This article extends the discussions in "Whole number dynamics I". Continuing the proof that, for all starting points, the Happy Number sequence goes into a loop or homes in on a fixed point.

Can you work out where the blue-and-red brick roads end?

An article about the strategy for playing The Triangle Game which appears on the NRICH site. It contains a simple lemma about labelling a grid of equilateral triangles within a triangular frame.

A serious but easily readable discussion of proof in mathematics with some amusing stories and some interesting examples.

This shape comprises four semi-circles. What is the relationship between the area of the shaded region and the area of the circle on AB as diameter?

In this third of five articles we prove that whatever whole number we start with for the Happy Number sequence we will always end up with some set of numbers being repeated over and over again.

Three equilateral triangles ABC, AYX and XZB are drawn with the point X a moveable point on AB. The points P, Q and R are the centres of the three triangles. What can you say about triangle PQR?

Prove that the shaded area of the semicircle is equal to the area of the inner circle.

Take any two numbers between 0 and 1. Prove that the sum of the numbers is always less than one plus their product?

Prove Pythagoras Theorem using enlargements and scale factors.

The diagram shows a regular pentagon with sides of unit length. Find all the angles in the diagram. Prove that the quadrilateral shown in red is a rhombus.

A quadrilateral inscribed in a unit circle has sides of lengths s1, s2, s3 and s4 where s1 ≤ s2 ≤ s3 ≤ s4. Find a quadrilateral of this type for which s1= sqrt2 and show s1 cannot. . . .

Start with any triangle T1 and its inscribed circle. Draw the triangle T2 which has its vertices at the points of contact between the triangle T1 and its incircle. Now keep repeating this. . . .

Problem solving is at the heart of the NRICH site. All the problems give learners opportunities to learn, develop or use mathematical concepts and skills. Read here for more information.

Three frogs hopped onto the table. A red frog on the left a green in the middle and a blue frog on the right. Then frogs started jumping randomly over any adjacent frog. Is it possible for them to. . . .

Can you see how this picture illustrates the formula for the sum of the first six cube numbers?

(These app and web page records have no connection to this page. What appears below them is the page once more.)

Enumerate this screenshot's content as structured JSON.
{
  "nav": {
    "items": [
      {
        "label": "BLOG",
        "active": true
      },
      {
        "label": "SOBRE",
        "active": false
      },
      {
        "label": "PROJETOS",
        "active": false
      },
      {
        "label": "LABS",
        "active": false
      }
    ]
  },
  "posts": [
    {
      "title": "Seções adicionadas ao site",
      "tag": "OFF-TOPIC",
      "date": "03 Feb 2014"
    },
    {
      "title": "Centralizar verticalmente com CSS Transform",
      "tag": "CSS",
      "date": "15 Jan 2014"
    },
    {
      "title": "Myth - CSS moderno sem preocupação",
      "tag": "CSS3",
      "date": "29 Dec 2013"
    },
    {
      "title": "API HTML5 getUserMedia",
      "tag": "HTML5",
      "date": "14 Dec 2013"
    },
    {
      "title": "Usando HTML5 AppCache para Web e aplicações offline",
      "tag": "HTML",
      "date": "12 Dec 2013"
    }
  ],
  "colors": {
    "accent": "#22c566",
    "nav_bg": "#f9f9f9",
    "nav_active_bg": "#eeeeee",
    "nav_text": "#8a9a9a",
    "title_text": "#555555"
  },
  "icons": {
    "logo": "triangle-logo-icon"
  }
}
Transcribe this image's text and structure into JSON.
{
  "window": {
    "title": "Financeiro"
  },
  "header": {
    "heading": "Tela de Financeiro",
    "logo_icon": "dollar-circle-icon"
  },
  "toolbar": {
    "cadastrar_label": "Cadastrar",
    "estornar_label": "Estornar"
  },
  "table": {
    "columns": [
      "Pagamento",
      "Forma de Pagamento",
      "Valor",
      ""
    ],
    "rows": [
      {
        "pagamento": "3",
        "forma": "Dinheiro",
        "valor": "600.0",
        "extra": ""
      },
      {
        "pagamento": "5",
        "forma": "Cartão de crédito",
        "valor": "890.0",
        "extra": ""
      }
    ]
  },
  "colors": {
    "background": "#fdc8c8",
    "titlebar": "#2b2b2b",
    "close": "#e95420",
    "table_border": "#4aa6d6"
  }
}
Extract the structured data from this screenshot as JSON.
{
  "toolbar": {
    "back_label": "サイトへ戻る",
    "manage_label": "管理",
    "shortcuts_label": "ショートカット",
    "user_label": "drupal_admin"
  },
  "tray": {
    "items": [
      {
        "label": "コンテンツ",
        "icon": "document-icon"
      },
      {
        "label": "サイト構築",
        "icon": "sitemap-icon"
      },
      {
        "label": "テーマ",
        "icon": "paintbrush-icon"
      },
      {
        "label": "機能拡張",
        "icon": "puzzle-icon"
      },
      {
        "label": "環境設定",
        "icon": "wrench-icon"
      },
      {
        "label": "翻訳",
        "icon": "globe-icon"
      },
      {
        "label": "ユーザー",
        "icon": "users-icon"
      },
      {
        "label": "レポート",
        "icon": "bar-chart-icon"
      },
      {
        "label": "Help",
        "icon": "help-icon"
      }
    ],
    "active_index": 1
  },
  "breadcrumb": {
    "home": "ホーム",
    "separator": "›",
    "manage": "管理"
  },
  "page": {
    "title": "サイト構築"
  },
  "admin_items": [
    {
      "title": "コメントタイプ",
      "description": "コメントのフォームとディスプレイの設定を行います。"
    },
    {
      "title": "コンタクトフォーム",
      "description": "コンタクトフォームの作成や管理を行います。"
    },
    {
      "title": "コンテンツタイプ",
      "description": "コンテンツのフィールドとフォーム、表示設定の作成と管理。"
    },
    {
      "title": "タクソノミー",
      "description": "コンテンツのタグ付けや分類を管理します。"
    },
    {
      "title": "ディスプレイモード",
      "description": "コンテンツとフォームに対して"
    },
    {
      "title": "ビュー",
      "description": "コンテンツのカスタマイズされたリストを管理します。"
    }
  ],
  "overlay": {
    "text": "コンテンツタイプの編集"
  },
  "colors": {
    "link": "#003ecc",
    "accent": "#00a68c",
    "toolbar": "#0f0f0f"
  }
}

When number pyramids have a sequence on the bottom layer, some interesting patterns emerge...

The picture illustrates the sum 1 + 2 + 3 + 4 = (4 x 5)/2. Prove the general formula for the sum of the first n natural numbers and the formula for the sum of the cubes of the first n natural. . . .

In this 7-sandwich: 7 1 3 1 6 4 3 5 7 2 4 6 2 5 there are 7 numbers between the 7s, 6 between the 6s etc. The article shows which values of n can make n-sandwiches and which cannot.

Toni Beardon has chosen this article introducing a rich area for practical exploration and discovery in 3D geometry

Professor Korner has generously supported school mathematics for more than 30 years and has been a good friend to NRICH since it started.

Prove that the internal angle bisectors of a triangle will never be perpendicular to each other.

Show that for natural numbers x and y if x/y > 1 then x/y>(x+1)/(y+1}>1. Hence prove that the product for i=1 to n of [(2i)/(2i-1)] tends to infinity as n tends to infinity.

Some puzzles requiring no knowledge of knot theory, just a careful inspection of the patterns. A glimpse of the classification of knots and a little about prime knots, crossing numbers and. . . .

Advent Calendar 2011 - a mathematical activity for each day during the run-up to Christmas.

Have a go at being mathematically negative, by negating these statements.

Can you rearrange the cards to make a series of correct mathematical statements?

Mark a point P inside a closed curve. Is it always possible to find two points that lie on the curve, such that P is the mid point of the line joining these two points?

The Tower of Hanoi is an ancient mathematical challenge. Working on the building blocks may help you to explain the patterns you notice.

Choose any two numbers. Call them a and b. Work out the arithmetic mean and the geometric mean. Which is bigger? Repeat for other pairs of numbers. What do you notice?

We are given a regular icosahedron having three red vertices. Show that it has a vertex that has at least two red neighbours.